Weber is an active member of the Association for Library Collections and Technical Services (ALCTS), an ALA division (soon to be CORE). She served two terms as the editor of ALCTS’ online newsletter, and is currently editor-in-chief of Library Resources and Technical Services (LRTS), ALCTS’ official scholarly peer-reviewed journal. Weber was awarded the ALCTS Presidential Citation in 2011 for her service as the ALCTS Newsletter Editor. She received the ALCTS Honors award in 2015 for her contributions as LRTS Editor.
Weber is currently the head of Central Technical Services at Rutgers University Libraries and oversees a staff that includes both faculty librarians and support staff. In this capacity, she has dealt with crises such as the aftermath of 9/11 and Hurricane Sandy, and has successfully resolved other challenging management issues. She earned her Bachelor of Arts in Art History and English (double major), and holds a Masters of Library Science degree from Clarion University of Pennsylvania.
Melissa De Fino has been a technical services librarian for sixteen years. She is the metadata librarian for special collections and audiovisual materials at Rutgers University Libraries. Her research focuses on the ever-changing landscape of technical services librarianship.
Chapter 1: Creating a Plan
Chapter 2: Remote Work
Chapter 3: Well-Being
Chapter 4: Management of Remote Technical Services Operations: Resources for Managing Employees
Chapter 5: Resumption of Operations: Planning the Return to the Workplace
Chapter 6: Future Considerations
About the Authors

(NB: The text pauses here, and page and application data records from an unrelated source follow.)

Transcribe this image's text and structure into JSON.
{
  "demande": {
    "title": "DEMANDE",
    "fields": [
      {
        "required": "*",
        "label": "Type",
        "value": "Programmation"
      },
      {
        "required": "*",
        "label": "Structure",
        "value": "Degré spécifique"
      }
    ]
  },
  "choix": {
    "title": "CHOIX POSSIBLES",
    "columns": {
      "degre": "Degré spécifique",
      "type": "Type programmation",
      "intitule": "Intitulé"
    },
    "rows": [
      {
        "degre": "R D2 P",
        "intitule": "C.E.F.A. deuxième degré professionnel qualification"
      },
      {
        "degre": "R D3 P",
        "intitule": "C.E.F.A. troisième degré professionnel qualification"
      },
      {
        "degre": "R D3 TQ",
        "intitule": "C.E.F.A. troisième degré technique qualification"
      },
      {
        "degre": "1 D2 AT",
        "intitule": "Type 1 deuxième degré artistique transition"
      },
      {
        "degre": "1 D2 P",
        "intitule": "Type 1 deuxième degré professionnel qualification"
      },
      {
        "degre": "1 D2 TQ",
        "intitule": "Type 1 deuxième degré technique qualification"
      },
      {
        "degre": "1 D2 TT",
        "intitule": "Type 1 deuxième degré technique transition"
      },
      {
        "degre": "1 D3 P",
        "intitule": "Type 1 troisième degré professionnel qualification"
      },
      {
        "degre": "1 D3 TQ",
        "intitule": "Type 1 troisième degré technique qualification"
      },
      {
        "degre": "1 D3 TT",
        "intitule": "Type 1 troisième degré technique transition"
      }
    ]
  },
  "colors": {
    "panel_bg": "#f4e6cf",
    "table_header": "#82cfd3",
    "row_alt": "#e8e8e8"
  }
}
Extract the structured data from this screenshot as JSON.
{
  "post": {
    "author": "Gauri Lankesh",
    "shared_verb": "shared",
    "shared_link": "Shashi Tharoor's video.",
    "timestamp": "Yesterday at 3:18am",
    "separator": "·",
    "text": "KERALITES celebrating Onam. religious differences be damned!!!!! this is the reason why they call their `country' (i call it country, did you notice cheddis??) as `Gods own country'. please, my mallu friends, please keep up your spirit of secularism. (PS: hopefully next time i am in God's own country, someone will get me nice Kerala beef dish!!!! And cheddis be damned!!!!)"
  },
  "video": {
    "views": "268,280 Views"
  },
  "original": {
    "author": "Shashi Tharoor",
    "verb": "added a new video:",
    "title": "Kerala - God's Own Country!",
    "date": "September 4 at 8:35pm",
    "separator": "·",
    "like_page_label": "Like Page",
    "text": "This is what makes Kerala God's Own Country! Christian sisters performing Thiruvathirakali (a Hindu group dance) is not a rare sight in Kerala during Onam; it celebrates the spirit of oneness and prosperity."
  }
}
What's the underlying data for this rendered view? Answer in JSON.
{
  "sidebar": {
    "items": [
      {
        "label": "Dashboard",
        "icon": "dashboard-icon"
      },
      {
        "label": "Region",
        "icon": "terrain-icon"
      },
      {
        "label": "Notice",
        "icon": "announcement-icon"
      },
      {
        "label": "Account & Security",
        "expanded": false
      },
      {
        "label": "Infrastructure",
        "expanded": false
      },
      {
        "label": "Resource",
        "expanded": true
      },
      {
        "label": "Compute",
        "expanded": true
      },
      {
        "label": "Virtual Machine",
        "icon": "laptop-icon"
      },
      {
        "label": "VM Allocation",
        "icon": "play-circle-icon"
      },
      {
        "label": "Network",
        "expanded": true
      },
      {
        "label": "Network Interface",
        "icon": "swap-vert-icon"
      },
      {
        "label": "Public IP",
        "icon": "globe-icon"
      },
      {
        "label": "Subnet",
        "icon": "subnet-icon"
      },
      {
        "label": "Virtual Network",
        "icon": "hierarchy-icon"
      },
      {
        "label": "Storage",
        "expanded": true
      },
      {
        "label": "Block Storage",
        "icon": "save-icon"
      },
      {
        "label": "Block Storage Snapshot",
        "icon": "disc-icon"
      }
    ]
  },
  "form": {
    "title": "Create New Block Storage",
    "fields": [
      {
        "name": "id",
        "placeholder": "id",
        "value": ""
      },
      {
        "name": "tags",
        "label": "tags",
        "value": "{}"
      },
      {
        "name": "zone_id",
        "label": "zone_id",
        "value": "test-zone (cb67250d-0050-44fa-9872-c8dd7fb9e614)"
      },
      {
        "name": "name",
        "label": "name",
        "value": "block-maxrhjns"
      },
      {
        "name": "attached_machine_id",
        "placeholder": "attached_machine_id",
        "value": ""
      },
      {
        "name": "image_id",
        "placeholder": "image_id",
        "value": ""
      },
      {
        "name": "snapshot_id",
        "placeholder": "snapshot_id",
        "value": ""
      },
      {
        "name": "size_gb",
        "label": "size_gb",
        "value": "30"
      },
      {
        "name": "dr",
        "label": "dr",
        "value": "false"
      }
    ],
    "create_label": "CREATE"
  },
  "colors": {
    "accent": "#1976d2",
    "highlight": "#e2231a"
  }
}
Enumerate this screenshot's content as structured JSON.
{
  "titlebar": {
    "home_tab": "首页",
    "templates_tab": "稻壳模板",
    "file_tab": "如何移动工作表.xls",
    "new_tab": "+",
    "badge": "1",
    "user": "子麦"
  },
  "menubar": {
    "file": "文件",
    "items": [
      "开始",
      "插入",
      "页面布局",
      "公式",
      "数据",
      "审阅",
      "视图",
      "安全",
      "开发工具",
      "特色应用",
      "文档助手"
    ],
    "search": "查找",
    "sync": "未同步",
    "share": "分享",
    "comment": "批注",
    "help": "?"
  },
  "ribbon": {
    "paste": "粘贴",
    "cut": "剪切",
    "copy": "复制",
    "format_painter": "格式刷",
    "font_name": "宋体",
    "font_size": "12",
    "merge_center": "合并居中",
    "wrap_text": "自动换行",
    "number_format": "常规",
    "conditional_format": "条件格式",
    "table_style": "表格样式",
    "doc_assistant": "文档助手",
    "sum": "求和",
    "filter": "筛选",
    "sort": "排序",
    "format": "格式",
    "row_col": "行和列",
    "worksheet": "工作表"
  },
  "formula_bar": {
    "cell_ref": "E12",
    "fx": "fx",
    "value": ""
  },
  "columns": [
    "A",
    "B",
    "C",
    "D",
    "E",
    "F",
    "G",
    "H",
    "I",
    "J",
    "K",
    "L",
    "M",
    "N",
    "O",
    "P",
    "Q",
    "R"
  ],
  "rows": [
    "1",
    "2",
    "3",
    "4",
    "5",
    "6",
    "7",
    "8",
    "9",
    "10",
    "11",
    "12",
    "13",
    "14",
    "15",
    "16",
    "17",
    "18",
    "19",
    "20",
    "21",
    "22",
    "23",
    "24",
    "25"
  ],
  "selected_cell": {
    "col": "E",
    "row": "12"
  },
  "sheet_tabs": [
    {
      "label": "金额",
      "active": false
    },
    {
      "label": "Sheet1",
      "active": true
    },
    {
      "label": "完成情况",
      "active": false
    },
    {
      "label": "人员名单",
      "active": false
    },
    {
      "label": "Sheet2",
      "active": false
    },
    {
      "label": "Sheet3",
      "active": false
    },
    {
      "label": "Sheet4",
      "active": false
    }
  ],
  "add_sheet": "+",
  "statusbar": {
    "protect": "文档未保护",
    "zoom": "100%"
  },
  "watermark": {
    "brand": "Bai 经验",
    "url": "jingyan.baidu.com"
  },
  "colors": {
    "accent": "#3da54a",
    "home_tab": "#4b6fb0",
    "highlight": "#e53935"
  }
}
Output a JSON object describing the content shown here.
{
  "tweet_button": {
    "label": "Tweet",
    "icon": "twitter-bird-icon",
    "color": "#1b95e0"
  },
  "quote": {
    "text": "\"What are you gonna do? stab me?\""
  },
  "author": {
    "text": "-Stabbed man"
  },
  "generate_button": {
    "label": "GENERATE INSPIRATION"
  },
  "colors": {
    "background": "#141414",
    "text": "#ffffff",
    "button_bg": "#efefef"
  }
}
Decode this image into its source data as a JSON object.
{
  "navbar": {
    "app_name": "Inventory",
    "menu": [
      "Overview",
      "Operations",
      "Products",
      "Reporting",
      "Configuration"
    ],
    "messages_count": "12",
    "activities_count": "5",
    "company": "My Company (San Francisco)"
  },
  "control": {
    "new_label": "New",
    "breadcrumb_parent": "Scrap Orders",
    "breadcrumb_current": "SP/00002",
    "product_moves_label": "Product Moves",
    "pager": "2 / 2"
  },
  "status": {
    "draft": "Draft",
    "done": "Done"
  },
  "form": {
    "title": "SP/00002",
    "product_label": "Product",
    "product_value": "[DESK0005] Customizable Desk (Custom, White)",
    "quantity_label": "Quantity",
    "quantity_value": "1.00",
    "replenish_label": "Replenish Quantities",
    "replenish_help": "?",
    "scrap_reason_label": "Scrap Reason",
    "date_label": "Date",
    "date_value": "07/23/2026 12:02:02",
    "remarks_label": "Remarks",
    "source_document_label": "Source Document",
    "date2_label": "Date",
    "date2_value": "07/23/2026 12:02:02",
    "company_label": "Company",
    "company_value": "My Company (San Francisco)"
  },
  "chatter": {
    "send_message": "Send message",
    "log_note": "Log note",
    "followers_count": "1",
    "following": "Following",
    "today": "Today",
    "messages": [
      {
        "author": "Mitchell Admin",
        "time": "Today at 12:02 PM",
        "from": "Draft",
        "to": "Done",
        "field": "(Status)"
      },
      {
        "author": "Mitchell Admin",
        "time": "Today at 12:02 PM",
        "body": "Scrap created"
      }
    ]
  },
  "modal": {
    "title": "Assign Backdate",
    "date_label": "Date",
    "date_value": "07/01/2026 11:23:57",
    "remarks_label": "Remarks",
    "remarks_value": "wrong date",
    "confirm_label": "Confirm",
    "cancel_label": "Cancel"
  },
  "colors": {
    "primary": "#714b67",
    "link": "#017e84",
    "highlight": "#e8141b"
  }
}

Can people work from home? Should they work from home? Rutgers University librarians Weber and De Fino present evidence that people can and should, arguing that remote and hybrid work schedules are better for employees, libraries, and the environment….Though many recent studies have documented the improved productivity of employees who have chosen to work remotely, libraries were thrown into this largely unexplored realm, most with little or no time to plan as a result of the pandemic. Even were it not for pandemics, unforeseen electrical outages, floods, weather emergencies, earthquakes, terrorism, active shooters, and other unfortunate events require that libraries create emergency plans, taking into account the possibility of short- and long-term closures. Applicable to both public and technical services, this work is required reading for librarians and administrators of all types of libraries.
In Virtual Technical Services: A Handbook, Mary Beth Weber and Melissa De Fino have crafted a thought provoking, sometimes idealistic, sometimes practical tome on performing technical services work remotely. The book addresses remote work both as a temporary measure in response to a calamitous event, such as the recent COVID-19 pandemic, as well as a permanent working arrangement. This book was an intriguing and rewarding read. The authors' anecdotes about their own experiences of facilitating remote work during not only their COVID-19 pandemic response, but through their experience with 9/11 and several hurricanes bring authenticity to the topics addressed. Its detailing of many factors to consider when initiating remote technical service work is helpful whether one is looking to respond to an emergency or to move to some form of hybrid or full remote work operation.